I have always been a good sleeper. In fact, I'd say I'm a champ sleeper. I've slept all kinds of places. When I was a baby my mom took me to a party and set me down to sleep in the bedroom. When the party was over she went to get me, but I was gone. She panicked. She started searching frantically. And there I was, happily asleep under an enormous pile of coats. Several years later she brought me to a party at my aunt's house where the music was turned all the way up in the living room so it could be heard in the back yard. I fell asleep with my head between the speakers. At other times I have slept through earthquakes, a friend's bad acid trip that included the police coming to my house, and the newspaper guy throwing a paper through my closed bedroom window. Seriously, I can sleep almost anywhere, and through almost anything. However, like all legendary heroes I have one weakness: snoring. I cannot sleep through snoring. At all.
As a kid this weakness led me to leave sleepovers and walk home. As an adult it has led to a near inability to share a hotel room with anyone. I first learned this when I helped my step-father move across country. Each night I ended up wearing noise cancelling headphones and sleeping in the bathroom. Through this experience I learned that motel bathrooms get smaller as you travel west. In Arizona I had to sleep with my feet propped up on the toilet.
Over the years, on business trips or reffing trips I've slept in various non-bed parts of hotels. I've slept in hallways in Ft. Meyers, parking lots in Redding, and a balcony in Saranac, just to name a few.
|My bed at a recent USA Rugby playoff.|
As I grew older I figured this was a young man's problem. Once I got married I figured this was all behind me. After all, my wife only snores when she's in her third trimester, or immediately postpartum. My first two kids don't snore.

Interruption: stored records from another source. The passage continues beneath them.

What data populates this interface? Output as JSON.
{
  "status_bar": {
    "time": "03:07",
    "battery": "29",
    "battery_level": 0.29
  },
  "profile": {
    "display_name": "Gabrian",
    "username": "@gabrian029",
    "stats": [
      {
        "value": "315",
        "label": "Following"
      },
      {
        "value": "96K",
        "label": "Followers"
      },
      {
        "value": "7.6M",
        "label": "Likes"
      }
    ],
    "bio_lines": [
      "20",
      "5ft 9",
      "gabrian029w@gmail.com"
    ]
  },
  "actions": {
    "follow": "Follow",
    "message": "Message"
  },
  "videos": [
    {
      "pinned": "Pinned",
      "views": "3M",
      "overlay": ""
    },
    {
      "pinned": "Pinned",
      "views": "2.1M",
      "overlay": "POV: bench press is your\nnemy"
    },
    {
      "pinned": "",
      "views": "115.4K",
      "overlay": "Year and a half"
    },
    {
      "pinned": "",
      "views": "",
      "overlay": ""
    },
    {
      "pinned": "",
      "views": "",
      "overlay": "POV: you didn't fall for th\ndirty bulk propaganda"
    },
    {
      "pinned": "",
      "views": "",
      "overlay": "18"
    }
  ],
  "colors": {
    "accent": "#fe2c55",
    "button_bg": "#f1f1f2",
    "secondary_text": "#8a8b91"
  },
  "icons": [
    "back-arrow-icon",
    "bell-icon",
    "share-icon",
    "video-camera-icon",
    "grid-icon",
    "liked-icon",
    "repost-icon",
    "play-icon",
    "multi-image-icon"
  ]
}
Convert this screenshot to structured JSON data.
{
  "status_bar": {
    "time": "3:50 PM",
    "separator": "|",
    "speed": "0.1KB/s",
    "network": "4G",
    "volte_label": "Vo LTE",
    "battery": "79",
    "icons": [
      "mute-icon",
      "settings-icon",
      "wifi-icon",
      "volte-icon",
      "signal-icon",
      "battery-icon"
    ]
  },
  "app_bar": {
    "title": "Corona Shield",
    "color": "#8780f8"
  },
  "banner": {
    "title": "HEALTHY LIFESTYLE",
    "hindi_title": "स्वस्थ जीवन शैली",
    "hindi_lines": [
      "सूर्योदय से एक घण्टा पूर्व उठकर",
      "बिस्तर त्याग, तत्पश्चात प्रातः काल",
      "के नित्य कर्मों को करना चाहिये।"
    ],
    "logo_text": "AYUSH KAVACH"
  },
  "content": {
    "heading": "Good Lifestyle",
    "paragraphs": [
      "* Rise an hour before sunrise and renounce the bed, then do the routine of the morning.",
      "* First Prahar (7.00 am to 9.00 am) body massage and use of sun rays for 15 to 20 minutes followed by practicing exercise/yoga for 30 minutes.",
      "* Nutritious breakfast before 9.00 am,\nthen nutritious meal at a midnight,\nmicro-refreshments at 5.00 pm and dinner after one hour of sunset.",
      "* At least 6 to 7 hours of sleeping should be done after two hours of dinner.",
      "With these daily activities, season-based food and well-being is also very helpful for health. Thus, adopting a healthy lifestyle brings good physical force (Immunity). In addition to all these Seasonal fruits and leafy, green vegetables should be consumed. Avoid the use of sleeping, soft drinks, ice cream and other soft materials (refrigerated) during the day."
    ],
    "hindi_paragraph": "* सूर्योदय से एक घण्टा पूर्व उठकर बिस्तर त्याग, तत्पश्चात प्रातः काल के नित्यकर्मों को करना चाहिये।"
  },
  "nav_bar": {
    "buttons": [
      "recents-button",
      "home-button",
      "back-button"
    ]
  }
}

My third is a whole other deal. She snores like a 45 year old man who's got 40 years of smoking under his belt. And she sleeps in my room. So now, after being on the couch for several weeks before she was born, I have been on the couch more nights than not for the last two months. While I'd prefer to be in bed, it's been fine. My wife gets to sleep, the baby gets to sleep, and I get to sleep. It's been fine. Right up until we took her on a short vacation. We ended up in a motel room, and I ended up in a familiar spot.
I tried pillows on the head. I tried ear plugs. But I remember vague facts from my undergraduate audiology class that talked about how some sounds don't really come through your ears. Some frequencies actually penetrate you skull, rendering ear protection useless. I'm pretty sure this is the case with snoring. So here I was.